Raphael’s House and Workshop
Casa Santi, Via Raffaello 57, 0722/320105
- To wander the rooms and hallways of Raphael’s birthplace is to feel what it must have been like to live in Renaissance Urbino. In the courtyard, a stone table and mortar for grinding pigments—undoubtedly where Raphael’s father taught his son their trade—is a moving, palpable tribute to the artist and his work. A fresco Madonna and Child in the bedroom has been a lively subject of debate among scholars. Is it a work of Raphael? His father? Or perhaps both?
Ducal Palace and Museum
Galleria Nazionale delle Marche, Piazza Rinascimento 13, 0722/2760
- This beautiful palace is the home of the regional art museum and you can pass many hours here. The galleries contain breathtaking examples of Italian Renaissance painting, including several works by Raphael’s father Giovanni Santi, as well as countless other treasures. Don’t miss the incredible marquetry “studiolo” of Duke Federico da Montefeltro, a kind of inner sanctum for the duke that puts every other man cave on the planet to shame.

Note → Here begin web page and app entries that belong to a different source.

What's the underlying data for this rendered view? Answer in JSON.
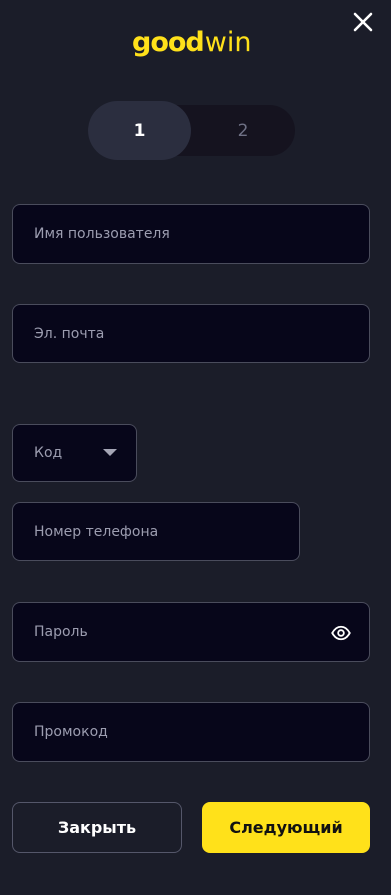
{
  "brand": {
    "logo_bold": "good",
    "logo_light": "win",
    "accent_color": "#ffe11a",
    "logo_icon": "goodwin-logo"
  },
  "header": {
    "close_icon": "close-icon"
  },
  "steps": [
    {
      "label": "1",
      "active": true
    },
    {
      "label": "2",
      "active": false
    }
  ],
  "form": {
    "username_placeholder": "Имя пользователя",
    "email_placeholder": "Эл. почта",
    "code_label": "Код",
    "code_icon": "chevron-down-icon",
    "phone_placeholder": "Номер телефона",
    "password_placeholder": "Пароль",
    "password_icon": "eye-icon",
    "promo_placeholder": "Промокод"
  },
  "actions": {
    "close_label": "Закрыть",
    "next_label": "Следующий"
  }
}
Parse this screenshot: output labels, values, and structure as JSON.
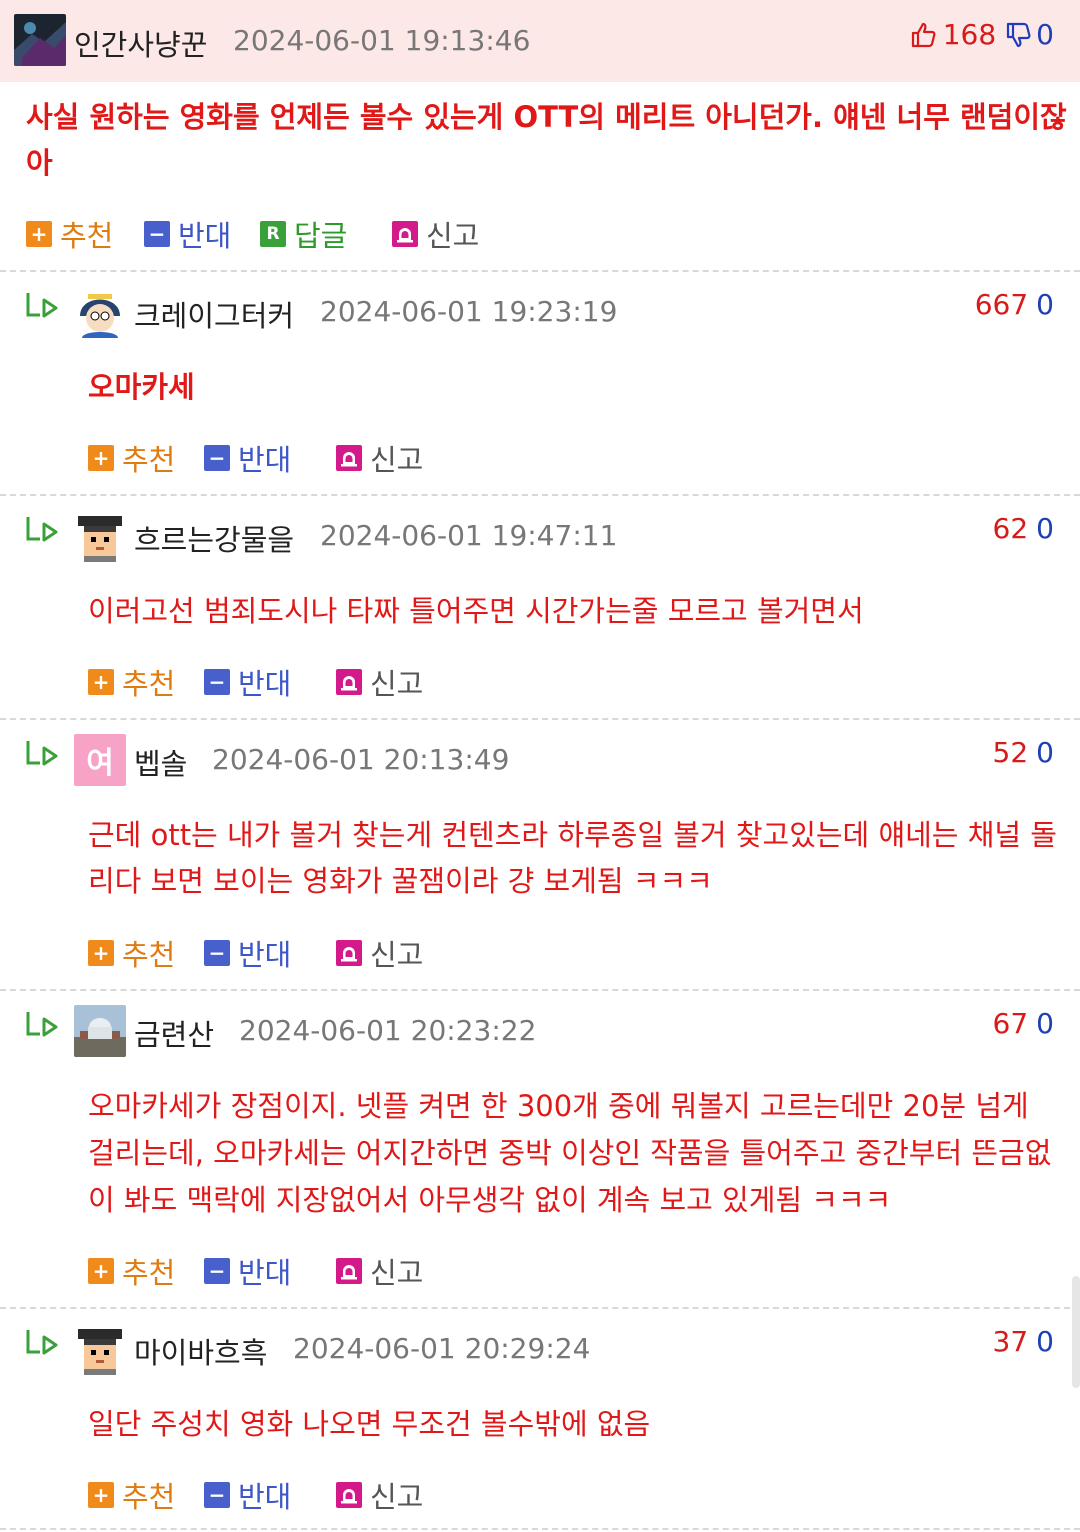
{
  "post": {
    "author": "인간사냥꾼",
    "time": "2024-06-01 19:13:46",
    "up": "168",
    "down": "0",
    "content_line1": "사실 원하는 영화를 언제든 볼수 있는게 OTT의 메리트 아니던가. 얘넨 너무 랜덤이잖",
    "content_line2": "아"
  },
  "labels": {
    "recommend": "추천",
    "oppose": "반대",
    "reply": "답글",
    "report": "신고",
    "recommend_icon": "+",
    "oppose_icon": "−",
    "reply_icon": "R"
  },
  "comments": [
    {
      "author": "크레이그터커",
      "time": "2024-06-01 19:23:19",
      "up": "667",
      "down": "0",
      "lines": [
        "오마카세"
      ]
    },
    {
      "author": "흐르는강물을",
      "time": "2024-06-01 19:47:11",
      "up": "62",
      "down": "0",
      "lines": [
        "이러고선 범죄도시나 타짜 틀어주면 시간가는줄 모르고 볼거면서"
      ]
    },
    {
      "author": "벱솔",
      "time": "2024-06-01 20:13:49",
      "up": "52",
      "down": "0",
      "avatar_text": "여",
      "lines": [
        "근데 ott는 내가 볼거 찾는게 컨텐츠라 하루종일 볼거 찾고있는데 얘네는 채널 돌",
        "리다 보면 보이는 영화가 꿀잼이라 걍 보게됨 ㅋㅋㅋ"
      ]
    },
    {
      "author": "금련산",
      "time": "2024-06-01 20:23:22",
      "up": "67",
      "down": "0",
      "lines": [
        "오마카세가 장점이지. 넷플 켜면 한 300개 중에 뭐볼지 고르는데만 20분 넘게",
        "걸리는데, 오마카세는 어지간하면 중박 이상인 작품을 틀어주고 중간부터 뜬금없",
        "이 봐도 맥락에 지장없어서 아무생각 없이 계속 보고 있게됨 ㅋㅋㅋ"
      ]
    },
    {
      "author": "마이바흐흑",
      "time": "2024-06-01 20:29:24",
      "up": "37",
      "down": "0",
      "lines": [
        "일단 주성치 영화 나오면 무조건 볼수밖에 없음"
      ]
    }
  ],
  "colors": {
    "accent_red": "#e01818",
    "header_bg": "#fde8e8",
    "recommend": "#f08a1a",
    "oppose": "#4860cc",
    "reply": "#3aa13a",
    "report": "#d4198a"
  }
}
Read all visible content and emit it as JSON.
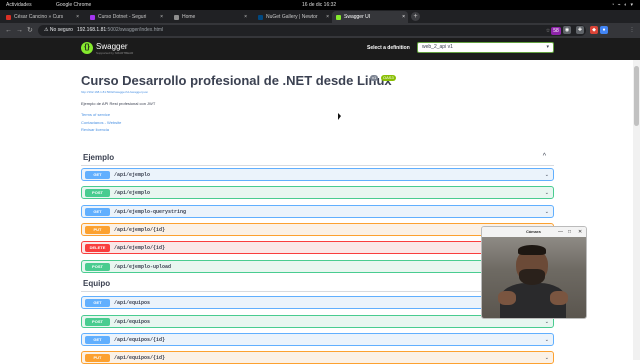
{
  "gnome": {
    "activities": "Actividades",
    "app": "Google Chrome",
    "clock": "16 de dic 16:32",
    "sys_icons": "◔ ⌁ ◐ ▾"
  },
  "tabs": [
    {
      "title": "César Cancino » Curs",
      "favcolor": "#d93025"
    },
    {
      "title": "Curso Dotnet - Seguri",
      "favcolor": "#a435f0"
    },
    {
      "title": "Home",
      "favcolor": "#8e8e8e"
    },
    {
      "title": "NuGet Gallery | Newtor",
      "favcolor": "#004880"
    },
    {
      "title": "Swagger UI",
      "favcolor": "#85ea2d"
    }
  ],
  "newtab": "+",
  "toolbar": {
    "back": "←",
    "forward": "→",
    "reload": "↻",
    "not_secure": "⚠ No seguro",
    "host": "192.168.1.81",
    "path": ":5002/swagger/index.html"
  },
  "ext": [
    {
      "icon": "star-icon",
      "glyph": "☆",
      "color": "#5f6368"
    },
    {
      "icon": "extension-icon",
      "glyph": "◆",
      "color": "#db4437"
    },
    {
      "icon": "extension-icon",
      "glyph": "●",
      "color": "#4285f4"
    },
    {
      "icon": "badge-icon",
      "glyph": "58",
      "color": "#8e24aa"
    },
    {
      "icon": "extension-icon",
      "glyph": "◉",
      "color": "#5f6368"
    },
    {
      "icon": "puzzle-icon",
      "glyph": "✚",
      "color": "#5f6368"
    },
    {
      "icon": "menu-icon",
      "glyph": "⋮",
      "color": "#5f6368"
    }
  ],
  "swagger": {
    "logo_glyph": "{}",
    "name": "Swagger",
    "sub": "Supported by SMARTBEAR",
    "def_label": "Select a definition",
    "def_value": "web_2_api v1",
    "caret": "▾"
  },
  "info": {
    "title": "Curso Desarrollo profesional de .NET desde Linux",
    "version": "v1",
    "oas": "OAS3",
    "url": "http://192.168.1.81:5002/swagger/v1/swagger.json",
    "description": "Ejemplo de API Rest profesional con JWT",
    "terms": "Terms of service",
    "contact": "Contactanos - Website",
    "license": "Revisar licencia"
  },
  "sections": [
    {
      "name": "Ejemplo",
      "chevron": "^"
    },
    {
      "name": "Equipo",
      "chevron": "^"
    }
  ],
  "ops": [
    {
      "method": "GET",
      "cls": "get",
      "path": "/api/ejemplo"
    },
    {
      "method": "POST",
      "cls": "post",
      "path": "/api/ejemplo"
    },
    {
      "method": "GET",
      "cls": "get",
      "path": "/api/ejemplo-querystring"
    },
    {
      "method": "PUT",
      "cls": "put",
      "path": "/api/ejemplo/{id}"
    },
    {
      "method": "DELETE",
      "cls": "del",
      "path": "/api/ejemplo/{id}"
    },
    {
      "method": "POST",
      "cls": "post",
      "path": "/api/ejemplo-upload"
    },
    {
      "method": "GET",
      "cls": "get",
      "path": "/api/equipos"
    },
    {
      "method": "POST",
      "cls": "post",
      "path": "/api/equipos"
    },
    {
      "method": "GET",
      "cls": "get",
      "path": "/api/equipos/{id}"
    },
    {
      "method": "PUT",
      "cls": "put",
      "path": "/api/equipos/{id}"
    }
  ],
  "op_chevron": "⌄",
  "camera": {
    "title": "Cámara",
    "minimize": "—",
    "maximize": "□",
    "close": "✕"
  },
  "colors": {
    "get": "#61affe",
    "post": "#49cc90",
    "put": "#fca130",
    "delete": "#f93e3e",
    "swagger_green": "#85ea2d",
    "badge_version": "#7d8492",
    "badge_oas": "#89bf04"
  }
}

The collection also contains a beautiful early portrait by Raphael in its permanent collection. The identity of the sitter is contested, but she is often called La Muta, the silent one. Most likely, the lady was a member of the ducal court.
- At the top of the via Raffaello stands a scenic park with a statue of the artist made by Luigi Belli at the end of the nineteenth century. On a hot day, bring your sandwiches, cool drinks, or a bottle of wine to this shaded park for a lovely picnic.
Parco della Resistenza and Fortezza Albernoz
Viale Bruno Buozzi, 345/5844117
- The park around this historic fortress is the very best view of Urbino and its hulking ducal palace. Take in the vast panorama of blue sky with pink, wispy clouds, and you’ll feel as if you’ve stepped into the background of one of Raphael’s Madonnas.
Laura Morelli is an art historian and historical novelist with a passion for Italy. You can find much more about what to bring home from Italy in her guidebook series, including Made in Florence and Made in Italy. These books, along with Laura’s Venice-inspired historical novels, including The Gondola Maker, are available in the Italy Magazine shop.